Publication Type:
Journal Article
Citation:
Journal of Advanced Nursing, 2016, 72 (12), pp. 3001 - 3014
Issue Date:
2016-12-01
Full metadata record
Files in This Item:
Filename Description Size
26FA1DF4-5B47-4483-BB94-FACF1FD498F3 am.pdfAccepted Mansucript Version888.09 kB
Adobe PDF
© 2016 John Wiley & Sons Ltd Aims: The aim of this study was to critically appraise and synthesize the best available evidence on the effectiveness of interventions suitable for delivery by nurses, designed to enhance cardiac patients' adherence to their prescribed medications. Background: Cardiac medications have statistically significant health benefits for patients with heart disease, but patients' adherence to prescribed medications remains suboptimal. Design: A systematic quantitative review of intervention effects. Data Sources: We conducted systematic searches for English-language, peer-reviewed randomized controlled trial publications via Medline, EMBASE, CINAHL, the Cochrane Library, ProQuest, Web of Science and Google Scholar published between January 2004–December 2014. Review methods: According to pre-determined inclusion and exclusion criteria, eligible studies were identified and data extracted using a predefined form. Of 1962 identified papers; 14 studies met the study inclusion criteria, were assessed for risk of bias using the Cochrane Collaboration tool; and included in the review. Results: Study findings were presented descriptively; due to the heterogeneity of studies meta-analysis was not possible. Included papers described interventions categorized as: (1) multifaceted; and (2) behavioural and educational, comprising: (a) text message and mail message; (b) telephone calls; (c) motivational interviewing and (d) nurse-led counselling and education. Conclusions: Substantial heterogeneity limited the robustness of conclusions, but this review indicated that motivational interviewing, education and phone or text messaging appeared promising as means to enhance cardiac medication adherence.

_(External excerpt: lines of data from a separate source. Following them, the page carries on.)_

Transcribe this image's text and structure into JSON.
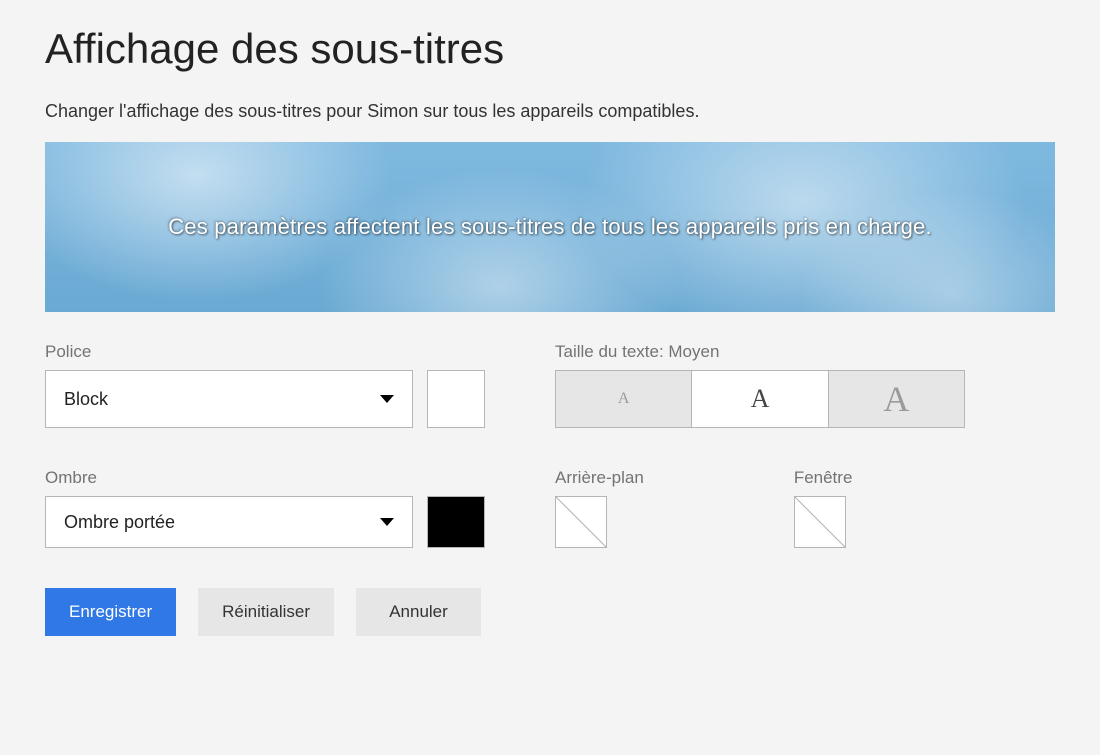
{
  "title": "Affichage des sous-titres",
  "description": "Changer l'affichage des sous-titres pour Simon sur tous les appareils compatibles.",
  "preview_text": "Ces paramètres affectent les sous-titres de tous les appareils pris en charge.",
  "police": {
    "label": "Police",
    "value": "Block",
    "swatch_color": "#ffffff"
  },
  "taille": {
    "label_prefix": "Taille du texte:",
    "value_label": "Moyen",
    "full_label": "Taille du texte: Moyen",
    "options": [
      {
        "glyph": "A",
        "size": "small",
        "selected": false
      },
      {
        "glyph": "A",
        "size": "medium",
        "selected": true
      },
      {
        "glyph": "A",
        "size": "large",
        "selected": false
      }
    ]
  },
  "ombre": {
    "label": "Ombre",
    "value": "Ombre portée",
    "swatch_color": "#000000"
  },
  "arriere_plan": {
    "label": "Arrière-plan",
    "value": "none"
  },
  "fenetre": {
    "label": "Fenêtre",
    "value": "none"
  },
  "buttons": {
    "save": "Enregistrer",
    "reset": "Réinitialiser",
    "cancel": "Annuler"
  }
}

Future research should integrate multifaceted interventions that target individual behaviour change to enhance adherence to cardiovascular medications, to build on the beneficial outcomes indicated by this review.
Please use this identifier to cite or link to this item: